- **WORK INSTRUCTIONS**: Scan the lines below for the string "browser" and copy every one that has it.

╭─ SOURCE MATERIAL

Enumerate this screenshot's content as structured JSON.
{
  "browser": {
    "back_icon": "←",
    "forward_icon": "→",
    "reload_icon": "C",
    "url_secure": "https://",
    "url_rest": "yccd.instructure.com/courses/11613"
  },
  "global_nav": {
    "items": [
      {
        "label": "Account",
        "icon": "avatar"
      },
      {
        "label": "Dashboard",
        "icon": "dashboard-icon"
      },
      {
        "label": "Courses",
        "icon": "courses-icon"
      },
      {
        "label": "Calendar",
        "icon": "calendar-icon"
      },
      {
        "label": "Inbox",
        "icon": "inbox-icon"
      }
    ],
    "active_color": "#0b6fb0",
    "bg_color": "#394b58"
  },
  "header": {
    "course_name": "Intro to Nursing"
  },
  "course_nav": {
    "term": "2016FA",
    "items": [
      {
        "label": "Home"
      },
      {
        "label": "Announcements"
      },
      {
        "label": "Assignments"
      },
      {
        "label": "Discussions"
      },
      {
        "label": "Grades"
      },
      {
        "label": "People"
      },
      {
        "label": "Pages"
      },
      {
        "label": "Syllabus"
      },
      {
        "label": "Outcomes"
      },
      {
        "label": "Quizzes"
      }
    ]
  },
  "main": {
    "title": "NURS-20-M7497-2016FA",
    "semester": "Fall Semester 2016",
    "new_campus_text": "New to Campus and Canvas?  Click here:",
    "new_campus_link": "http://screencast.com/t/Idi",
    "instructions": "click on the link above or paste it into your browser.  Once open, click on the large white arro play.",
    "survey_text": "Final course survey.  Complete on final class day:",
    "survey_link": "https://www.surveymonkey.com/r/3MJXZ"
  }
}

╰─

- **RESPONSE BELOW**:
  "browser": {
    "instructions": "click on the link above or paste it into your browser.  Once open, click on the large white arro play.",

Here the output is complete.